They did eventually retrieve the Acadia’s anchor and set it atop a hill at Bounty Bay on Pitcairn Island. With more emotion and fewer jokes, Grove concludes his tale of a lifetime. He describes an old woman with a cane who approached him as he sat atop the anchor. Millie Christian, daughter of Acadia crewman Phillip Coffin, had come to thank him.
“My father’s ship has finally come home,” she said. Grateful, Grove tells the audience, “It was the apex of my life.”
An expedition to Henderson Island, part of the Pitcairn archipelago, is slated to take place in June 2019 on the Bravo Supporter. The expedition brings together scientists, journalists, film makers, artists and a beach clean-up-team. The overarching objective – driven by the British Government - is to study the plastic pollution on Henderson Island and raise awareness of the global problem. It provides an opportunity for key Pitcairn and ocean stakeholders to effectively communicate the source, scale, range and impacts of ocean debris on Henderson and the Pacific Ocean through science, art and media. The team will also study and record the Henderson marine environment – promoting the Pitcairn Island Marine Reserve and the benefits of large, fully protected marine protected areas.
The team will also study and record the Henderson marine environment – promoting the Pitcairn Island Marine Reserve and the benefits of large, fully protected marine protected areas. The expedition builds upon a 2015 analysis which brought the pollution of Henderson Island to global attention. The work estimated that Henderson has >18 tonnes of plastic on its beaches. According to the study, the 38km2 island has >38 million pieces of plastic upon its shores – over one million pieces per square kilometre. Conservative estimates suggest that 3,500-13,500 new plastic items wash up on Henderson each day. The 2 km long East Beach, upon which the two-week 2019 expedition will focus, is polluted by 30 million plastic items. The 2015 work served as a reminder that the long-term protection of large areas of ocean needs to be partnered by science and messaging capable of changing attitudes towards the way we live, consume, and discard on land.

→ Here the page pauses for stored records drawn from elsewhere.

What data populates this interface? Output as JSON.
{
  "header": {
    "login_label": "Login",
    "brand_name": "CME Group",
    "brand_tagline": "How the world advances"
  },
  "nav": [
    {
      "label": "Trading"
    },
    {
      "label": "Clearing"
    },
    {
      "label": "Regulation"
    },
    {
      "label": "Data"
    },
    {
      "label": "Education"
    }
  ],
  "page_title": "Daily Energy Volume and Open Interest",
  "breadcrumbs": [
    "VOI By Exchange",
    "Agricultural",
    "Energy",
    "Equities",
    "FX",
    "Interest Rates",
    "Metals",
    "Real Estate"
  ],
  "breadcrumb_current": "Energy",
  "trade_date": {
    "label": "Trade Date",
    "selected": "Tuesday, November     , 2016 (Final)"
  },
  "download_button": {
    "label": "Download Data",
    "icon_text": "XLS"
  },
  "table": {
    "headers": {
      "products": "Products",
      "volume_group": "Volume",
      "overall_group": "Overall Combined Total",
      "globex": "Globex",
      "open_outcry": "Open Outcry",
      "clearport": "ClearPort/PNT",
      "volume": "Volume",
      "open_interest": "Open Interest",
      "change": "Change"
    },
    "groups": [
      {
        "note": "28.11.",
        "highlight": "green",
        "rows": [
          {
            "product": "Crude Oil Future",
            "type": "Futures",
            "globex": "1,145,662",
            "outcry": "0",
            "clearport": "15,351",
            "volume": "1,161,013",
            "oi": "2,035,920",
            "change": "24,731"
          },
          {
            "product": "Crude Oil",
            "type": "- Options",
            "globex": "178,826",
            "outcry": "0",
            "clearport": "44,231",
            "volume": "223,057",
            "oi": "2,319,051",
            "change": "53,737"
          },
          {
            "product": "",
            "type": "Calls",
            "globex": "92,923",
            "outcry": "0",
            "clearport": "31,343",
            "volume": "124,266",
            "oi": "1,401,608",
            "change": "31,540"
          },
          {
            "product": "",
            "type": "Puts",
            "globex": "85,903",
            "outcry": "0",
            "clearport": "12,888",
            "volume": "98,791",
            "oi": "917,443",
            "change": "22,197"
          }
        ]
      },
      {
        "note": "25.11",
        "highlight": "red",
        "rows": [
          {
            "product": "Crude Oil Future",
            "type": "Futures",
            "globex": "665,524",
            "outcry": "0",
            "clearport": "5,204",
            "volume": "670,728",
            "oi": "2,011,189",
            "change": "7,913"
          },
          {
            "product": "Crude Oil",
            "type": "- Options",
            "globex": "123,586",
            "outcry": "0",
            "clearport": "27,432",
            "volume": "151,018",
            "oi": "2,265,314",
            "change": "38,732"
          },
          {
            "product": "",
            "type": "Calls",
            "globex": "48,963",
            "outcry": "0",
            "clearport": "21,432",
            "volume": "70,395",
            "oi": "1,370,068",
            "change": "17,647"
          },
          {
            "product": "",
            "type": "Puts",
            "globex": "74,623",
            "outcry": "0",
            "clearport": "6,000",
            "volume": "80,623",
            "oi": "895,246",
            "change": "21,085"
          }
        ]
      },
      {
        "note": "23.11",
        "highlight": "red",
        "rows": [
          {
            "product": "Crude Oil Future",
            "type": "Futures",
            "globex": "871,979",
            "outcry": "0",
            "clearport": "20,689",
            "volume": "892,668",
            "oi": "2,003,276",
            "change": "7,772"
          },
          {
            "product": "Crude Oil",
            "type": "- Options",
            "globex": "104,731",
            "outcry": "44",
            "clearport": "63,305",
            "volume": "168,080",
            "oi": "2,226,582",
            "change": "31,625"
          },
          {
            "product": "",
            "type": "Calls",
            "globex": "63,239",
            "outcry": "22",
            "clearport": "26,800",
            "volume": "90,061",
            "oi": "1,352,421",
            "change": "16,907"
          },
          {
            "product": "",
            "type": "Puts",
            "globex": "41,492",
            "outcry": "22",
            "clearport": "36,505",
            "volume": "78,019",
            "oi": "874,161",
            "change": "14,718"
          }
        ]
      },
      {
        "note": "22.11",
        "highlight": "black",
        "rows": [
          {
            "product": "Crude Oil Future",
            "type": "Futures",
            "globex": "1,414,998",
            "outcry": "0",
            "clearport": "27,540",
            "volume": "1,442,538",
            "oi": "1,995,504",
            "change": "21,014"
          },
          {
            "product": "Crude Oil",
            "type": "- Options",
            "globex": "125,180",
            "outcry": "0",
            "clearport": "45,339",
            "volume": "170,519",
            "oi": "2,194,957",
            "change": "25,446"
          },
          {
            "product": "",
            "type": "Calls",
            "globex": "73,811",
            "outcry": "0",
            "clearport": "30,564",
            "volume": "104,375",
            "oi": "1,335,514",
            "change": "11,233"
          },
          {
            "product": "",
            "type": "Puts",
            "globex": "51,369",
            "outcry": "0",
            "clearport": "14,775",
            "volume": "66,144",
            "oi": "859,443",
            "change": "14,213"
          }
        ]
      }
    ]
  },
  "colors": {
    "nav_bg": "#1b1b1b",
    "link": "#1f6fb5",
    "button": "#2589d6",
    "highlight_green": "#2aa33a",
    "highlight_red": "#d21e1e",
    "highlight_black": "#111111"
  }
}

The 2019 expedition has been sanctioned by The Pitcairn Island Council and the Governor of the Pitcairn Islands.
© 2021 Pitcairn Islands Tourism